Simon Gault is the latest and most high-profile chef to speak out about the government’s proposed changes to immigration laws. Gault has recently opened his new restaurant Giraffe on Auckland’s Viaduct Harbour, but is struggling to find staff members.

"It's almost impossible to get staff to work at restaurants, and you have to rely on the people coming in [from overseas],” he said, challenging lawmakers to work a shift in his restaurant to understand the pressures of hospitality. “A lot of these people coming in come from a lifestyle of families, from hospitality, and they come with a lot of skill that we don't have in New Zealand.”

Gault is one of many to have spoken out against the proposed changes to the Skilled Migrant Category, announced in April and set to come into force on August 14. The changes mean that immigrant workers in a number of jobs now need to earn a minimum of $48,859 a year in order to earn points and gain a pathway to residency.

Olaf’s Artisan Bakery Café in Mt Eden is another establishment already feeling the roll-on effects of the new immigration policy, with five of the café’s 25 workers already having resigned.

“They want to move to Hamilton, Tauranga, to try to pick up extra points to get through their immigration applications before the rules change,” said co-owner Robert Heeps.
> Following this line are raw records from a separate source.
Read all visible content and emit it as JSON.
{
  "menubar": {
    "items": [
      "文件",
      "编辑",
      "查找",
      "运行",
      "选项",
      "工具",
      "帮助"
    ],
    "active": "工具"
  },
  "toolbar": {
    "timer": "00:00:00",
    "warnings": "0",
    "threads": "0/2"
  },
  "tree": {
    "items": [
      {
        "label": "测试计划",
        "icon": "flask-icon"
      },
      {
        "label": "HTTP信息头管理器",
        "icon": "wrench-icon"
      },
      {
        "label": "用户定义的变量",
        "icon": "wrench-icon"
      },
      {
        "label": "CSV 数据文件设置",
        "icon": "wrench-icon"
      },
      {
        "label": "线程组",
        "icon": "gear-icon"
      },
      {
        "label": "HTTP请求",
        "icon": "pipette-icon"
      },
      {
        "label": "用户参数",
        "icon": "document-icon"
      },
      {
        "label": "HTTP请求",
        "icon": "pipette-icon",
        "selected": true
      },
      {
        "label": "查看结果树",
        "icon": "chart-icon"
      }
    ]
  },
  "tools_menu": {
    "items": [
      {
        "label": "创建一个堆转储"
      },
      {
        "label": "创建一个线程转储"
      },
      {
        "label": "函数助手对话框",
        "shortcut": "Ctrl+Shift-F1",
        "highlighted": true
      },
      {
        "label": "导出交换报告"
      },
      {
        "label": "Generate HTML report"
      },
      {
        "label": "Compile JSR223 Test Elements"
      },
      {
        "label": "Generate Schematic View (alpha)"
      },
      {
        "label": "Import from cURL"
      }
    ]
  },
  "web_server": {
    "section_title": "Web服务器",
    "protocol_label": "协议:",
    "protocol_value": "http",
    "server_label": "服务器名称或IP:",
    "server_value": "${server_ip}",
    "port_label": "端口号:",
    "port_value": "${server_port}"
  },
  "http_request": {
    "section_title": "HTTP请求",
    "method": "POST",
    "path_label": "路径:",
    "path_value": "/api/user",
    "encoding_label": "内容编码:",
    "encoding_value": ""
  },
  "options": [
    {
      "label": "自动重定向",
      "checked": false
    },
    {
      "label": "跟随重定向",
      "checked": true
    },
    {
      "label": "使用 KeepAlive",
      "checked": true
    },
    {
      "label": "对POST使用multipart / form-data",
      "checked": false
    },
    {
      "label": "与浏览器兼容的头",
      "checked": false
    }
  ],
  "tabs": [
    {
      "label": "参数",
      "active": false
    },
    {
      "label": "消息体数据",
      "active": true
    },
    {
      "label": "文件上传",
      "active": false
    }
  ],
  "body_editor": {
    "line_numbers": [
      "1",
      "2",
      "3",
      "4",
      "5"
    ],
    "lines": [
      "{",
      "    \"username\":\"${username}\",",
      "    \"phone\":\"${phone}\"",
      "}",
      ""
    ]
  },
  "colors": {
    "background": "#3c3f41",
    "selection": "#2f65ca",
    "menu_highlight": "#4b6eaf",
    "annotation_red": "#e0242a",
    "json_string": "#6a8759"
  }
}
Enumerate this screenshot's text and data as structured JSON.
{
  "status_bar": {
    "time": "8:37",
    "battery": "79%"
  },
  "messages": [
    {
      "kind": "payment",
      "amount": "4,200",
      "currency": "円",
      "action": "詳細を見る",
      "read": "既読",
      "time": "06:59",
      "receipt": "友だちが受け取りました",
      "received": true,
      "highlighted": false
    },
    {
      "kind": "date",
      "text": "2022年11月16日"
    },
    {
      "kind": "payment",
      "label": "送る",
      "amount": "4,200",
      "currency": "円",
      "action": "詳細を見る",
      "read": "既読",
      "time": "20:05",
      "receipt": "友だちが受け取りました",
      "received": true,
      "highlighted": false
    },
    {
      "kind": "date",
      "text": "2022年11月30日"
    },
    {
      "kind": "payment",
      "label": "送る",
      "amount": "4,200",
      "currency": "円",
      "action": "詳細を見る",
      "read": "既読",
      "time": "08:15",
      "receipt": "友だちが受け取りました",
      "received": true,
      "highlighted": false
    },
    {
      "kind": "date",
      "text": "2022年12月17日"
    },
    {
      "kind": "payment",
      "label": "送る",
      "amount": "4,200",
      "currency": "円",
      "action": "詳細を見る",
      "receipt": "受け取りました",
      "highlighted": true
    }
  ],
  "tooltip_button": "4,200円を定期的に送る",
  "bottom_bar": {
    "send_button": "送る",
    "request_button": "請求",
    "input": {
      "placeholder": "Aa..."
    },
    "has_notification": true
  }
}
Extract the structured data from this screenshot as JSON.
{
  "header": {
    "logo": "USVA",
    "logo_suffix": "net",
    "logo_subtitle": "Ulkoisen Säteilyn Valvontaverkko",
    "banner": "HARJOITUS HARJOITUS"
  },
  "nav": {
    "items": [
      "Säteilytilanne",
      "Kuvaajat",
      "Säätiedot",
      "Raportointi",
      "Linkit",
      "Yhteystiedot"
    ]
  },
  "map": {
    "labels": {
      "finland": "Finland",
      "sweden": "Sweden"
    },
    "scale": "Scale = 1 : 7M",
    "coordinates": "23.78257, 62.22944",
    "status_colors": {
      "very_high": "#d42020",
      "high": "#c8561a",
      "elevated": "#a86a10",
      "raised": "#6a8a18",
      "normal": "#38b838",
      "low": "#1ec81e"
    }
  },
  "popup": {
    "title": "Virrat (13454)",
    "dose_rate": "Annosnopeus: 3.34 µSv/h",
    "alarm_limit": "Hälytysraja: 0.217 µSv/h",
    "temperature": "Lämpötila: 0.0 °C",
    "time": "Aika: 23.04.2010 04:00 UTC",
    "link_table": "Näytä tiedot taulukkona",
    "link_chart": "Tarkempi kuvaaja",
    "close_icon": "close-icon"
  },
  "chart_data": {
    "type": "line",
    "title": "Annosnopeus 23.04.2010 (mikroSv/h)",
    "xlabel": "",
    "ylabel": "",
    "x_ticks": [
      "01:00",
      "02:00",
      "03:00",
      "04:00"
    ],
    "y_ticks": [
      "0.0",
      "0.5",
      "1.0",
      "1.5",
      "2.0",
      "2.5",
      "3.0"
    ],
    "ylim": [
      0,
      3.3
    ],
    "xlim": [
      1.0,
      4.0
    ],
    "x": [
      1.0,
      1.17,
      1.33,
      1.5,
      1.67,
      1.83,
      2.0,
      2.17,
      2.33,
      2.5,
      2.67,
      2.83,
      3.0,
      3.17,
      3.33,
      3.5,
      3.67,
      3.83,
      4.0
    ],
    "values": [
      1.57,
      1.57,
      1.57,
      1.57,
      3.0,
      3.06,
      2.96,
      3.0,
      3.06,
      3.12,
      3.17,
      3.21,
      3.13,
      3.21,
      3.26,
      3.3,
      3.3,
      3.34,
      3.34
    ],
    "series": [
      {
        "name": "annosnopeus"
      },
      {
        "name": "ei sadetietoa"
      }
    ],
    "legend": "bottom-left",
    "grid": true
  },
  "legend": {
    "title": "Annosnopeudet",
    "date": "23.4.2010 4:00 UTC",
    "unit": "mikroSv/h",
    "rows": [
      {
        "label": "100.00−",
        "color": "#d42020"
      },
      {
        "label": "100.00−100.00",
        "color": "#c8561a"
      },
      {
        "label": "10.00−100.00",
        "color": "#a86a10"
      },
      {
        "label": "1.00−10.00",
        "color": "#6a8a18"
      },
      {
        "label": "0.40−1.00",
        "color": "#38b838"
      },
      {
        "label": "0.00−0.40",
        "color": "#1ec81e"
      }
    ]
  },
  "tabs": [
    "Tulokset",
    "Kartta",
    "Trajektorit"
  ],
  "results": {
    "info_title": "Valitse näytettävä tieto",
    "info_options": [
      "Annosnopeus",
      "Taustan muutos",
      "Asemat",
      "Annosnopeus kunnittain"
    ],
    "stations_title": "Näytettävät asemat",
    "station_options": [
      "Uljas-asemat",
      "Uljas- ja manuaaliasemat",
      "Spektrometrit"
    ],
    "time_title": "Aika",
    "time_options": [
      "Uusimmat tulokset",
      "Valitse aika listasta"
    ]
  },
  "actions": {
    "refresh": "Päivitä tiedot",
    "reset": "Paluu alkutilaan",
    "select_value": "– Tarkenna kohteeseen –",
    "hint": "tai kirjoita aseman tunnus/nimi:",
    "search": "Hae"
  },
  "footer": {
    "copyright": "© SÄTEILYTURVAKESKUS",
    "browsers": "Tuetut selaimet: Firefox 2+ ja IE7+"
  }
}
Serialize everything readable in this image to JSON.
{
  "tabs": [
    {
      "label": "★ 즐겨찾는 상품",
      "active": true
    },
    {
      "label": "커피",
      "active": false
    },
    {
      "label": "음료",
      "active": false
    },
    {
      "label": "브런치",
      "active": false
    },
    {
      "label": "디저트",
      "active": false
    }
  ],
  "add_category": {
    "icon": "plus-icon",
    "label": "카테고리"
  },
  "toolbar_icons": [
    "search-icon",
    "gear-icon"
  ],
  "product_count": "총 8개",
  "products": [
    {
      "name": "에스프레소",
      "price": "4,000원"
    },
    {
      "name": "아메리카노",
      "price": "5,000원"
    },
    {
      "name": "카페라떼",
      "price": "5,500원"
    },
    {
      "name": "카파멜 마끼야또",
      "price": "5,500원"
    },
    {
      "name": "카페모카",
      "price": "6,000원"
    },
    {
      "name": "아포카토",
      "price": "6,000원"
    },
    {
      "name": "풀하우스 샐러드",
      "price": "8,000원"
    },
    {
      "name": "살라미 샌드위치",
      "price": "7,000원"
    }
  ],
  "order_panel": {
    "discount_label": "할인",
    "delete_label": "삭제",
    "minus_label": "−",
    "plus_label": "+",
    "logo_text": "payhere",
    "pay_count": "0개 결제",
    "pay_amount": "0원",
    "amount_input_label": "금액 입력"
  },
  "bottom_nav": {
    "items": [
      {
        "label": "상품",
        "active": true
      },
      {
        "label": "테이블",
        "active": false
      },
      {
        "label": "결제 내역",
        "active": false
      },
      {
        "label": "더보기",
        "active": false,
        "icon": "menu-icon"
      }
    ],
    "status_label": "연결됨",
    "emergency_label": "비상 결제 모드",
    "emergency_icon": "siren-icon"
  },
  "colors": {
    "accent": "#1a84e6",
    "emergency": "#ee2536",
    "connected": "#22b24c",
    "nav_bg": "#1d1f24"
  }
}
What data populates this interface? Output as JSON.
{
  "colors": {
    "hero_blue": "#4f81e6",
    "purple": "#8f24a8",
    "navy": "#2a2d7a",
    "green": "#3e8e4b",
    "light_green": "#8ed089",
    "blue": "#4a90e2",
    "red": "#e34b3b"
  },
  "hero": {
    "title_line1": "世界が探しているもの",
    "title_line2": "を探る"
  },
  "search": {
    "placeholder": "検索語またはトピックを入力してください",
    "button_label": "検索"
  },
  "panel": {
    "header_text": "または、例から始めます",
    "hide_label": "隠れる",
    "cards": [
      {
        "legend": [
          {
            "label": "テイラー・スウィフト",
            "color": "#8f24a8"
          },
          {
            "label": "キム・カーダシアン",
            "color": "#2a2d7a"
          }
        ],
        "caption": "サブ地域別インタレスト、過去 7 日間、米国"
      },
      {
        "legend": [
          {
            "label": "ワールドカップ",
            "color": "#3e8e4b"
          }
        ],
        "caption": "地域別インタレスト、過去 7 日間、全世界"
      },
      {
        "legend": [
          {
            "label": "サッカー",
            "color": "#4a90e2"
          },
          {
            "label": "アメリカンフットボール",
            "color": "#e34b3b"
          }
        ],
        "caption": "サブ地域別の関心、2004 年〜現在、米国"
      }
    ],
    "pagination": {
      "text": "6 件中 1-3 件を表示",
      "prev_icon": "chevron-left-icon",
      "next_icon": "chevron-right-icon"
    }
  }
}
The café is having trouble finding new workers because immigrants were rethinking a career in hospitality, meaning it was difficult to employ staff with necessary skills. As a result they have shortened their hours, posting a notice on their door urging customers to lobby the immigration minister.

According to figures supplied by the Restaurant Association, the hospitality industry is a $9 billion per year industry that employs over 120,000 employees across 17,000 businesses. “Despite the policy makers’ argument to the contrary, the hospitality industry currently suffers from a labour shortage,” said CEO Marisa Bidois. “We rely on skilled workers from overseas to fill the void. When no suitable New Zealanders are available strategies that ensure migrant workers can continue to be a part of the hospitality mix are important.”

In a seven-page submission to MBIE, the Restaurant Association argues that a fundamental problem exists in that the policy currently takes a ‘one size fits’ all approach, ignoring the substantial differences between local and regional economies and labour markets. In addition to this the policy also fails to address differences in each sector that will be affected by the proposed changes to policy, particularly within the hospitality industry.

The submission takes issue with the minimum salary level, which is high considering the average hospitality wage, in conjunction with the duration of the visas. “The maximum three year duration for visa holders that do not meet the remuneration threshold for certain roles does not mirror the typical skills pathway for our industry. For example, a Chef de Partie would generally require five years to reach the higher skill level that may elevate them into one of the more senior roles where different visa conditions apply (eg Sous chef).”

The Restaurant Association submission recommends that for certain roles in the hospitality industry the maximum duration of the essential skills visa should be set as three years, with no limit to the number of times someone can reapply and a pathway to residence.

Immigration Minister Michael Woodhouse told Restaurant and Café that the government has considered the submissions and intends to make an announcement in the coming weeks.

“I want to reassure the hospitality industry that employers will continue to be able to employ migrant labour where there are genuine labour shortages and they can prove there is no New Zealander available to do the job,” he said. “However, we also want to ensure that the conditions under which migrants are coming to New Zealand are clear.”